• About this exercise
Could you repeat the records below exactly, leaving out any pictures?

• Supplied records

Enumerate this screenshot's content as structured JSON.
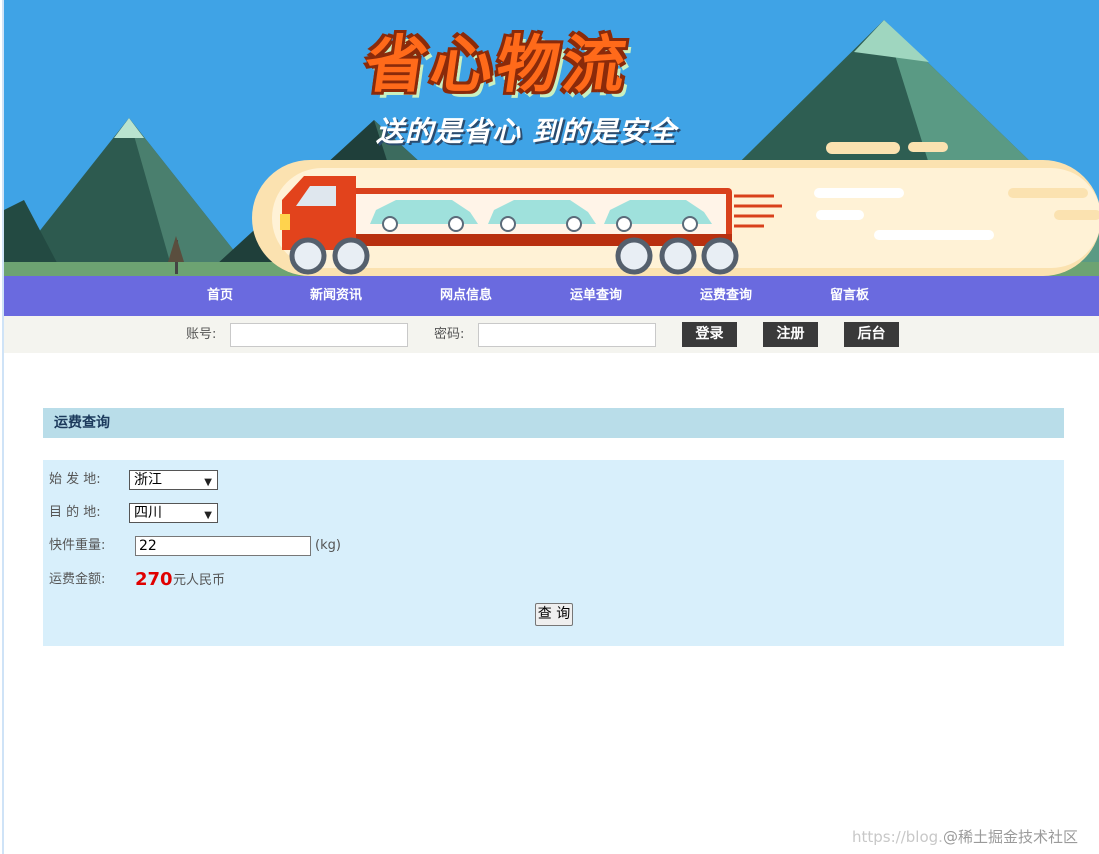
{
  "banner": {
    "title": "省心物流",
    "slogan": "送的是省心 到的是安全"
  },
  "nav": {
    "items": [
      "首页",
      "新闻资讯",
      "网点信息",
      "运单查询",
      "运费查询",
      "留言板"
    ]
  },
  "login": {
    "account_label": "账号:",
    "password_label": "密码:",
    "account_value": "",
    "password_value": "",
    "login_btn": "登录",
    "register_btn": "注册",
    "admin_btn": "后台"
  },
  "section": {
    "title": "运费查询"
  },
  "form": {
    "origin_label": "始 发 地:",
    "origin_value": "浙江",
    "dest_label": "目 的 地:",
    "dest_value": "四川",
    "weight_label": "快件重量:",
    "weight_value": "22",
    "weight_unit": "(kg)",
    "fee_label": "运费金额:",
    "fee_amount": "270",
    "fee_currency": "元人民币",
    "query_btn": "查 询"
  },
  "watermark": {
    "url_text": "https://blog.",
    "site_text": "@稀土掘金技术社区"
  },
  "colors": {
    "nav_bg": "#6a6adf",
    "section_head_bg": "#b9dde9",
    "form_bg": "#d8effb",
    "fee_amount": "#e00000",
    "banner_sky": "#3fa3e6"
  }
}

• Solution for this exercise
Enumerate this screenshot's content as structured JSON.
{
  "banner": {
    "title": "省心物流",
    "slogan": "送的是省心 到的是安全"
  },
  "nav": {
    "items": [
      "首页",
      "新闻资讯",
      "网点信息",
      "运单查询",
      "运费查询",
      "留言板"
    ]
  },
  "login": {
    "account_label": "账号:",
    "password_label": "密码:",
    "account_value": "",
    "password_value": "",
    "login_btn": "登录",
    "register_btn": "注册",
    "admin_btn": "后台"
  },
  "section": {
    "title": "运费查询"
  },
  "form": {
    "origin_label": "始 发 地:",
    "origin_value": "浙江",
    "dest_label": "目 的 地:",
    "dest_value": "四川",
    "weight_label": "快件重量:",
    "weight_value": "22",
    "weight_unit": "(kg)",
    "fee_label": "运费金额:",
    "fee_amount": "270",
    "fee_currency": "元人民币",
    "query_btn": "查 询"
  },
  "watermark": {
    "url_text": "https://blog.",
    "site_text": "@稀土掘金技术社区"
  },
  "colors": {
    "nav_bg": "#6a6adf",
    "section_head_bg": "#b9dde9",
    "form_bg": "#d8effb",
    "fee_amount": "#e00000",
    "banner_sky": "#3fa3e6"
  }
}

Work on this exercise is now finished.